YOUR INSTRUCTIONS » Going through the data below, tally every line where the string "metafield" occurs, then give only the tally.

Excerpts from a dataset »
=====

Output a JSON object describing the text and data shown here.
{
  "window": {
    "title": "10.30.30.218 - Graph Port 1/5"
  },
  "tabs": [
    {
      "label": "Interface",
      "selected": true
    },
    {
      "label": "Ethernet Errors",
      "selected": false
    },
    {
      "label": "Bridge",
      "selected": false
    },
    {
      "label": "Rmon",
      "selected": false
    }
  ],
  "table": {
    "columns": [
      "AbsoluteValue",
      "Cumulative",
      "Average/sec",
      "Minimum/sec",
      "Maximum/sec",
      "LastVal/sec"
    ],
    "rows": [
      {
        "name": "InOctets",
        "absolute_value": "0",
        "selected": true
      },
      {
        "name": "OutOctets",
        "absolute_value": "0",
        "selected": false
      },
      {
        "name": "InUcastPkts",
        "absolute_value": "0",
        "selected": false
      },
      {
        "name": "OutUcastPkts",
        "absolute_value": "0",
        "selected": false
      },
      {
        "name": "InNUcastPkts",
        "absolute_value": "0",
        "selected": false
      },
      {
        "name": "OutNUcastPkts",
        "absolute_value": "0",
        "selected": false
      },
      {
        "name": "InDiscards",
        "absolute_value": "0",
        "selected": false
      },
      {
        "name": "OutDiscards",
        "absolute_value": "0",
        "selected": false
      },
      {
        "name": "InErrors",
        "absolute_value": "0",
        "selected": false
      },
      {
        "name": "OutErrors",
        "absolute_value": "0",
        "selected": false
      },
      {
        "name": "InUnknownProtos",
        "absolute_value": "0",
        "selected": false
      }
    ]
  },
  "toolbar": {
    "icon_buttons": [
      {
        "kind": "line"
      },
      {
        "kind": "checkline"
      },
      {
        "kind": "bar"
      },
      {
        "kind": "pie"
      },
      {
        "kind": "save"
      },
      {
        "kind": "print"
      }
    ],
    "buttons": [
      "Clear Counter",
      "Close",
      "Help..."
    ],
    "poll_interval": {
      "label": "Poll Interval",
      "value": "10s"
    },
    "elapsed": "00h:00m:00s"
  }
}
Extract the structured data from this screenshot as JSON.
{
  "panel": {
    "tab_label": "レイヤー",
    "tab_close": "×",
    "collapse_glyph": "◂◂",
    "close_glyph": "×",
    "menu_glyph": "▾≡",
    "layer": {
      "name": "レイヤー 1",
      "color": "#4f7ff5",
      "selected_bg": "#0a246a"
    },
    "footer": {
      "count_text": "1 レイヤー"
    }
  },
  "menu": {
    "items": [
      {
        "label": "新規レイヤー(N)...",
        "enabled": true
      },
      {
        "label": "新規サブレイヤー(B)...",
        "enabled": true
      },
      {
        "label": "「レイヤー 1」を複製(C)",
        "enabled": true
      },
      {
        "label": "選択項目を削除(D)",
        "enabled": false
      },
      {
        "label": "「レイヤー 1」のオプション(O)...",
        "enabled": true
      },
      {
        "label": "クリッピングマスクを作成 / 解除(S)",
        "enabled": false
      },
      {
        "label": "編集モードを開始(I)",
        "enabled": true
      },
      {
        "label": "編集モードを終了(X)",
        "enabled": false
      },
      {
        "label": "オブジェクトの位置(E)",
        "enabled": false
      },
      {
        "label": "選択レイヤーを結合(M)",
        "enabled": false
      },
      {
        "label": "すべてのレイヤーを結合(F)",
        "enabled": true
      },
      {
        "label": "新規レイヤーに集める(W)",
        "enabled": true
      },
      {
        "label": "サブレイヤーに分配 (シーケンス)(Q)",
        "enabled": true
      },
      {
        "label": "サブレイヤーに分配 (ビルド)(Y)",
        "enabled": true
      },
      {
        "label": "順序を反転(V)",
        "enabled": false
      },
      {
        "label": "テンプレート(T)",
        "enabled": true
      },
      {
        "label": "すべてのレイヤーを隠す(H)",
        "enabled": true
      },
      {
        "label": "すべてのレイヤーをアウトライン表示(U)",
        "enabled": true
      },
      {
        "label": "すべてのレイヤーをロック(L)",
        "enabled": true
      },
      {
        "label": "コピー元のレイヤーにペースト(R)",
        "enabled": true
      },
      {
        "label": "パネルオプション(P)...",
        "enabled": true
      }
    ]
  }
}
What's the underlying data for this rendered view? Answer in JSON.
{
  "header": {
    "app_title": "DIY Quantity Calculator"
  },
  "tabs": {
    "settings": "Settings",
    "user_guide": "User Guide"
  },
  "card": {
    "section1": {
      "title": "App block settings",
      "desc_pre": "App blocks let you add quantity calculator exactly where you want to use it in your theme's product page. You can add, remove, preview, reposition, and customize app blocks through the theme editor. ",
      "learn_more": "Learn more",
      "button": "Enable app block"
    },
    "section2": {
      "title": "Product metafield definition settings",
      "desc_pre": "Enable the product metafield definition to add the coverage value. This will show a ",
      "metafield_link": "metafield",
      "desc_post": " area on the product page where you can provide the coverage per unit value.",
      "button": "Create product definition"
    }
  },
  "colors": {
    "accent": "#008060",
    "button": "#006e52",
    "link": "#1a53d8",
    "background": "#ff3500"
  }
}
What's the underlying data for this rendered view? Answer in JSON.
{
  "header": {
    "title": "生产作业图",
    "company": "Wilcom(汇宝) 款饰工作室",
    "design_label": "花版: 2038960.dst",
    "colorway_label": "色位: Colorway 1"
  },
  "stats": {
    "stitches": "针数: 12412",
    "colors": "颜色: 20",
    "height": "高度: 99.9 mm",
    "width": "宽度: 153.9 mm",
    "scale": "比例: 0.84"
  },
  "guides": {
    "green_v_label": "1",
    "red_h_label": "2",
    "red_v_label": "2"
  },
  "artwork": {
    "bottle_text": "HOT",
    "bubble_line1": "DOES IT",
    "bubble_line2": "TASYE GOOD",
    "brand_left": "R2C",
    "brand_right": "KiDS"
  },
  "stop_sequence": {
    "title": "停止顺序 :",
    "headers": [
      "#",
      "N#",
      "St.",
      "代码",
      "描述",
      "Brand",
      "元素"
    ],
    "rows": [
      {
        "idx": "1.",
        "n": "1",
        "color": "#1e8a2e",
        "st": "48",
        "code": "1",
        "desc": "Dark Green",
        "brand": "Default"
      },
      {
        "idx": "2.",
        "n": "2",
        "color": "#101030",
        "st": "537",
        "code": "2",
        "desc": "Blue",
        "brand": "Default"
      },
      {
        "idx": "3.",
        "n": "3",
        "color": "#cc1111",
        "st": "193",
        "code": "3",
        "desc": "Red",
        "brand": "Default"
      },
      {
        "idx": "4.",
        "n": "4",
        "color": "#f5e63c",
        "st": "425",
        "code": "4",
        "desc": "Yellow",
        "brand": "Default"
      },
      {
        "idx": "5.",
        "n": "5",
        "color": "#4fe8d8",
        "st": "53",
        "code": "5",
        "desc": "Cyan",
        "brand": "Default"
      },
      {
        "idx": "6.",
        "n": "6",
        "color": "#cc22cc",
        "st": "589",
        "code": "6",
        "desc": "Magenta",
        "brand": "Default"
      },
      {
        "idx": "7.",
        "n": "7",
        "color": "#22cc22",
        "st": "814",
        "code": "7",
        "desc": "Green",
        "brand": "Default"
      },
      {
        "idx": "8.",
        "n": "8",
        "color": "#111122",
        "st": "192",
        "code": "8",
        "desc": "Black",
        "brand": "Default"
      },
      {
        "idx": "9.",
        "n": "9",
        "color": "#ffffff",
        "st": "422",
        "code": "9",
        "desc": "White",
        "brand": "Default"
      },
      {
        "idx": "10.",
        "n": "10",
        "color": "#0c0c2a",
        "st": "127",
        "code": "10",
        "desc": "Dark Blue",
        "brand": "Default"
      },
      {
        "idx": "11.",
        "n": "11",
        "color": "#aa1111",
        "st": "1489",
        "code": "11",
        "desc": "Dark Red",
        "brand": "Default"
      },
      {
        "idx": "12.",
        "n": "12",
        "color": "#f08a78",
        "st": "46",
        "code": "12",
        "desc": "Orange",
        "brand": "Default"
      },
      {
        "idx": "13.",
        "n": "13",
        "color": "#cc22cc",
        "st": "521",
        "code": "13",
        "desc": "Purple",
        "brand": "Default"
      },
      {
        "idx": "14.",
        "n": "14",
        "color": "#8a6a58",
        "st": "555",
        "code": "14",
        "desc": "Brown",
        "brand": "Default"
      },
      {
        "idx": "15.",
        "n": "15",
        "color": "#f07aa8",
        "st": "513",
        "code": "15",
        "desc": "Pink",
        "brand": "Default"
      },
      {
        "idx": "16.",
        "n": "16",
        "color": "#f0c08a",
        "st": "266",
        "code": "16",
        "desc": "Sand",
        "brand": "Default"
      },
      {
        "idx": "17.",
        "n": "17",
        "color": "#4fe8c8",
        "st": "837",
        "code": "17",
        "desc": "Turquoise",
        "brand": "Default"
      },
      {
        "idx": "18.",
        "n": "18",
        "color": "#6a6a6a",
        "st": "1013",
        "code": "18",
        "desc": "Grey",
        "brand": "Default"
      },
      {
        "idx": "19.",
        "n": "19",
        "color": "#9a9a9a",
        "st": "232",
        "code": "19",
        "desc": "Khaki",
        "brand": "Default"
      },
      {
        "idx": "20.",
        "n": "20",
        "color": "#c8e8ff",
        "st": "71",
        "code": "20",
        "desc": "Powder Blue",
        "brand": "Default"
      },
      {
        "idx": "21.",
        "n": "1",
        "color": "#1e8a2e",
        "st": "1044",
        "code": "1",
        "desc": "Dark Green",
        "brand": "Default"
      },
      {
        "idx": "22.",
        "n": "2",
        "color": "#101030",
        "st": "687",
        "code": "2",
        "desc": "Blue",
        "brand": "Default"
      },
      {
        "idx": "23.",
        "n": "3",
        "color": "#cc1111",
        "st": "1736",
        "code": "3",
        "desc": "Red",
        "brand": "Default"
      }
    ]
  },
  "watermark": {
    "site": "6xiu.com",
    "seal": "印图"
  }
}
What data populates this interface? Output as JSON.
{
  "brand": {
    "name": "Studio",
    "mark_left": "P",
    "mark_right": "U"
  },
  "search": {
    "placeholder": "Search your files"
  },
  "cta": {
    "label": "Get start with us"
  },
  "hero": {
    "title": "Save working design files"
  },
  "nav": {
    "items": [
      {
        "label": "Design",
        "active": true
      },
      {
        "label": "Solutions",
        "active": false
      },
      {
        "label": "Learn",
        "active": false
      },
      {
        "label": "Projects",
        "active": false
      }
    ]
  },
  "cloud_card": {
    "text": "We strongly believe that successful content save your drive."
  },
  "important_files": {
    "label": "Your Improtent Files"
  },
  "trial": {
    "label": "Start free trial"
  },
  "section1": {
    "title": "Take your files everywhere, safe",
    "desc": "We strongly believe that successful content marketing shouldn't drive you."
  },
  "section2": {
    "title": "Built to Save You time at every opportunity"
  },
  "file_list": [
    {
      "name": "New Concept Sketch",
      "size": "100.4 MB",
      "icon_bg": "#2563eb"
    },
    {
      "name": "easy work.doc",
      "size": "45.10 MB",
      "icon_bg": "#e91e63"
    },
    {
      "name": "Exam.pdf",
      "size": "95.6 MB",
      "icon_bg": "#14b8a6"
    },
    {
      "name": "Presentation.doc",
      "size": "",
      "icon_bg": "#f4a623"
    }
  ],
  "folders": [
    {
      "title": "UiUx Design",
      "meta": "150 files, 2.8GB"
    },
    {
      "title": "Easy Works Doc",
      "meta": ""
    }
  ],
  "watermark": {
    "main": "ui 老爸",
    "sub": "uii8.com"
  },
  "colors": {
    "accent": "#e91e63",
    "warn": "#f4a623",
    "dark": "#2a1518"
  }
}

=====

OUTPUT BELOW » 3